Continued from part 1
Some Christian bodies characterize their worship as “word-centered.” I frequently worship with a congregation that is word-centered in a conservative, evangelical way. Two things stand out to me in service after service. First, Scripture references inform every part of the worship hour. They sound forth from the songs sung either by congregation or choir, they shape the prayers, and they richly season the sermons. Across a lifetime of ministry the pastor has stocked his memory with the Scriptures and hymns of the church until they shape a whole service.
But, secondly, I note the attentiveness with which the sermons are received. On a Sunday morning there are 500 or so in service. The congregation seems remarkably alert and engaged. I’ve had the opportunity to observe while the sermon is being delivered. There is a dynamic quietness as we listen, broken by moments of laughter. It’s as though the whole body is knit together with this common conviction that the Bible is the foremost authority to the people of God and when its truth is being delivered it is to be received with great respect. Whatever the layout, services like this are Word – centered.
All this is consistent with the example of Methodism’s founder, John Wesley. His printed sermons left with us are richly scriptural. But, even more distantly, this emphasis reflects a light that shines from the Reformation of the Sixteenth Century. Among the most significant features of that God-blessed movement were its rediscovery of the authority of the Bible and the Bible’s power to renew worship. Imagine Martin Luther in his cloister, quill in hand, working painstakingly to translate the Bible into German, sentence by sentence, so the common people could hear it in their own language. Or recall William Tyndale, hiding from place to place in Europe to translate the Scriptures into English for his fellow countrymen, and eventually paying for his diligence by death at the stake in Holland.

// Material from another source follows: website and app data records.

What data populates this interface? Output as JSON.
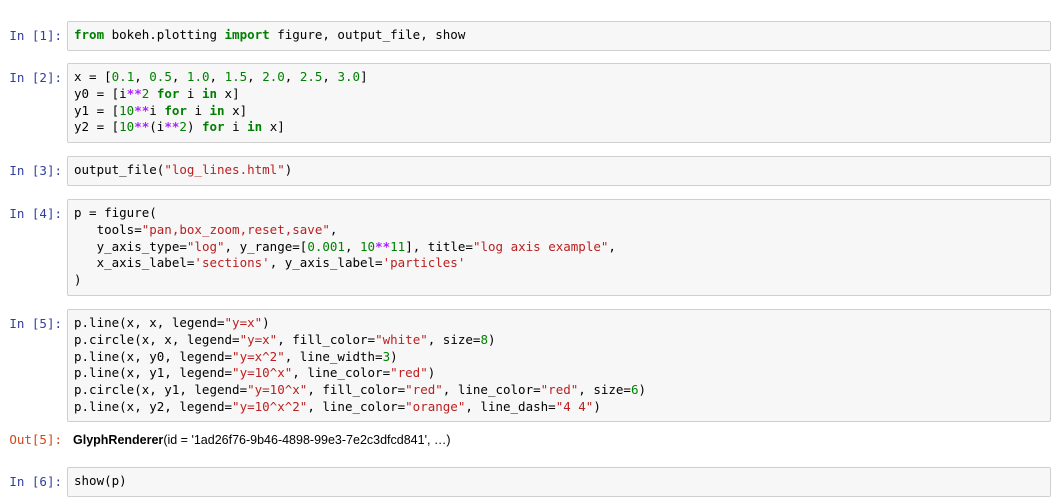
{
  "cells": [
    {
      "prompt": "In [1]:",
      "lines": [
        "from bokeh.plotting import figure, output_file, show"
      ]
    },
    {
      "prompt": "In [2]:",
      "lines": [
        "x = [0.1, 0.5, 1.0, 1.5, 2.0, 2.5, 3.0]",
        "y0 = [i**2 for i in x]",
        "y1 = [10**i for i in x]",
        "y2 = [10**(i**2) for i in x]"
      ]
    },
    {
      "prompt": "In [3]:",
      "lines": [
        "output_file(\"log_lines.html\")"
      ]
    },
    {
      "prompt": "In [4]:",
      "lines": [
        "p = figure(",
        "   tools=\"pan,box_zoom,reset,save\",",
        "   y_axis_type=\"log\", y_range=[0.001, 10**11], title=\"log axis example\",",
        "   x_axis_label='sections', y_axis_label='particles'",
        ")"
      ]
    },
    {
      "prompt": "In [5]:",
      "lines": [
        "p.line(x, x, legend=\"y=x\")",
        "p.circle(x, x, legend=\"y=x\", fill_color=\"white\", size=8)",
        "p.line(x, y0, legend=\"y=x^2\", line_width=3)",
        "p.line(x, y1, legend=\"y=10^x\", line_color=\"red\")",
        "p.circle(x, y1, legend=\"y=10^x\", fill_color=\"red\", line_color=\"red\", size=6)",
        "p.line(x, y2, legend=\"y=10^x^2\", line_color=\"orange\", line_dash=\"4 4\")"
      ],
      "output": {
        "prompt": "Out[5]:",
        "class_name": "GlyphRenderer",
        "text": "(id = '1ad26f76-9b46-4898-99e3-7e2c3dfcd841', …)"
      }
    },
    {
      "prompt": "In [6]:",
      "lines": [
        "show(p)"
      ]
    }
  ]
}
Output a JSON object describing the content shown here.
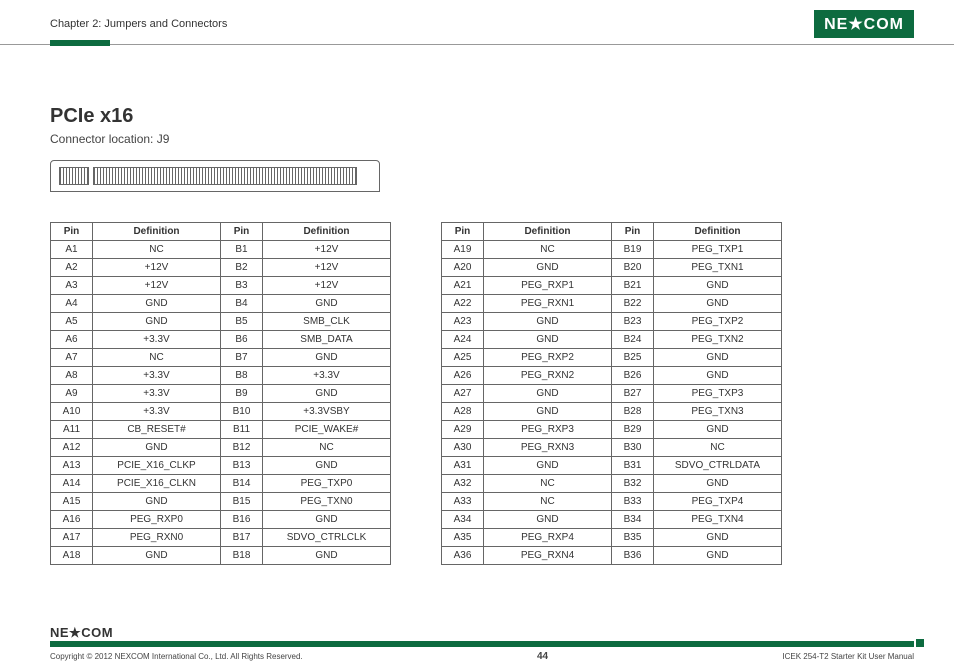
{
  "header": {
    "chapter": "Chapter 2: Jumpers and Connectors",
    "brand": "NE★COM"
  },
  "section": {
    "title": "PCIe x16",
    "subtitle": "Connector location: J9"
  },
  "tableHeaders": {
    "pin": "Pin",
    "definition": "Definition"
  },
  "table1": [
    {
      "pa": "A1",
      "da": "NC",
      "pb": "B1",
      "db": "+12V"
    },
    {
      "pa": "A2",
      "da": "+12V",
      "pb": "B2",
      "db": "+12V"
    },
    {
      "pa": "A3",
      "da": "+12V",
      "pb": "B3",
      "db": "+12V"
    },
    {
      "pa": "A4",
      "da": "GND",
      "pb": "B4",
      "db": "GND"
    },
    {
      "pa": "A5",
      "da": "GND",
      "pb": "B5",
      "db": "SMB_CLK"
    },
    {
      "pa": "A6",
      "da": "+3.3V",
      "pb": "B6",
      "db": "SMB_DATA"
    },
    {
      "pa": "A7",
      "da": "NC",
      "pb": "B7",
      "db": "GND"
    },
    {
      "pa": "A8",
      "da": "+3.3V",
      "pb": "B8",
      "db": "+3.3V"
    },
    {
      "pa": "A9",
      "da": "+3.3V",
      "pb": "B9",
      "db": "GND"
    },
    {
      "pa": "A10",
      "da": "+3.3V",
      "pb": "B10",
      "db": "+3.3VSBY"
    },
    {
      "pa": "A11",
      "da": "CB_RESET#",
      "pb": "B11",
      "db": "PCIE_WAKE#"
    },
    {
      "pa": "A12",
      "da": "GND",
      "pb": "B12",
      "db": "NC"
    },
    {
      "pa": "A13",
      "da": "PCIE_X16_CLKP",
      "pb": "B13",
      "db": "GND"
    },
    {
      "pa": "A14",
      "da": "PCIE_X16_CLKN",
      "pb": "B14",
      "db": "PEG_TXP0"
    },
    {
      "pa": "A15",
      "da": "GND",
      "pb": "B15",
      "db": "PEG_TXN0"
    },
    {
      "pa": "A16",
      "da": "PEG_RXP0",
      "pb": "B16",
      "db": "GND"
    },
    {
      "pa": "A17",
      "da": "PEG_RXN0",
      "pb": "B17",
      "db": "SDVO_CTRLCLK"
    },
    {
      "pa": "A18",
      "da": "GND",
      "pb": "B18",
      "db": "GND"
    }
  ],
  "table2": [
    {
      "pa": "A19",
      "da": "NC",
      "pb": "B19",
      "db": "PEG_TXP1"
    },
    {
      "pa": "A20",
      "da": "GND",
      "pb": "B20",
      "db": "PEG_TXN1"
    },
    {
      "pa": "A21",
      "da": "PEG_RXP1",
      "pb": "B21",
      "db": "GND"
    },
    {
      "pa": "A22",
      "da": "PEG_RXN1",
      "pb": "B22",
      "db": "GND"
    },
    {
      "pa": "A23",
      "da": "GND",
      "pb": "B23",
      "db": "PEG_TXP2"
    },
    {
      "pa": "A24",
      "da": "GND",
      "pb": "B24",
      "db": "PEG_TXN2"
    },
    {
      "pa": "A25",
      "da": "PEG_RXP2",
      "pb": "B25",
      "db": "GND"
    },
    {
      "pa": "A26",
      "da": "PEG_RXN2",
      "pb": "B26",
      "db": "GND"
    },
    {
      "pa": "A27",
      "da": "GND",
      "pb": "B27",
      "db": "PEG_TXP3"
    },
    {
      "pa": "A28",
      "da": "GND",
      "pb": "B28",
      "db": "PEG_TXN3"
    },
    {
      "pa": "A29",
      "da": "PEG_RXP3",
      "pb": "B29",
      "db": "GND"
    },
    {
      "pa": "A30",
      "da": "PEG_RXN3",
      "pb": "B30",
      "db": "NC"
    },
    {
      "pa": "A31",
      "da": "GND",
      "pb": "B31",
      "db": "SDVO_CTRLDATA"
    },
    {
      "pa": "A32",
      "da": "NC",
      "pb": "B32",
      "db": "GND"
    },
    {
      "pa": "A33",
      "da": "NC",
      "pb": "B33",
      "db": "PEG_TXP4"
    },
    {
      "pa": "A34",
      "da": "GND",
      "pb": "B34",
      "db": "PEG_TXN4"
    },
    {
      "pa": "A35",
      "da": "PEG_RXP4",
      "pb": "B35",
      "db": "GND"
    },
    {
      "pa": "A36",
      "da": "PEG_RXN4",
      "pb": "B36",
      "db": "GND"
    }
  ],
  "footer": {
    "logo": "NE★COM",
    "copyright": "Copyright © 2012 NEXCOM International Co., Ltd. All Rights Reserved.",
    "page": "44",
    "docref": "ICEK 254-T2 Starter Kit User Manual"
  }
}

There are other historical pictures that we dare not let fade from the Christian memory: John Knox and other Reformation greats preaching from the Bible with vigor and clarity; or Bibles chained at several locations in St. Paul’s Cathedral, London, while illiterate people crowded around to hear its timeless passages read; or the early Presbyterians of Scotland waiting for the sexton to carry the big Bible to the pulpit, signaling that worship could now begin; or John Wesley mounting his portable pulpit in the out of doors, and preaching from a selected text to a sometimes roistering but soon subdued crowd. To the present, wherever the traces of the Reformation are evident, the Christian Scriptures are given a central place in worship.
We should not be surprised at my wife’s sense of shock when she attended an “evangelical” service at which the Scriptures were hardly mentioned until two-thirds of the way through the pastor’s seeker sensitive talk. That was not Evangelical. It was not Protestant. It was not Biblical. It was some sort of folk religion that had seeped into that church.
To be sure, word-centered worship can have its perils. Once, while in Colorado, I searched out a church within walking distance from my motel. For the church I found, the setting could
not have been finer — well coiffed shrubs, immaculate lawns, a modern and splendid sanctuary, a pastor in robes, a special reading desk for the Bible. But there was no sense of joyful community, and I left the meeting feeling as alone and unnourished as when I arrived. Word-centered leaders may assume that to explain some portion of the Bible is enough. It can thus become merely the practice of cold orthodoxy, a duty carried out faithfully but without the warmth of God’s quickening Spirit. In true worship, Word and Spirit are intended to enhance one another.
Nevertheless, in Christian worship the emphasis on the authority of the Scriptures is fundamental. When a service of worship opens with a few verses from the Bible, an authority is established under which the whole event is to be carried out. When later, portions are read from both Testaments as a separate act of worship, this declares the worshiping body’s confidence in the Scriptures as both revealed in history and illuminated by the Spirit now. When everything about the service builds toward the preaching of the Word, the way is prepared for the Spirit to give understanding. Word-centered worship can be transforming.
Conversely, where the centrality of the word of God is neglected, the words of man may be counted on to multiply and, however cheery, leave a void unfilled. Spirited worship is not the same as spiritual worship. Worship that does not give the word of God a central place does tend to lean toward folk religion. Just as a lack of calcium over a long period of time weakens the bones, so a lack of anointed Biblical content in worship leaves Christian worshipers eventually spiritually weak and even deformed.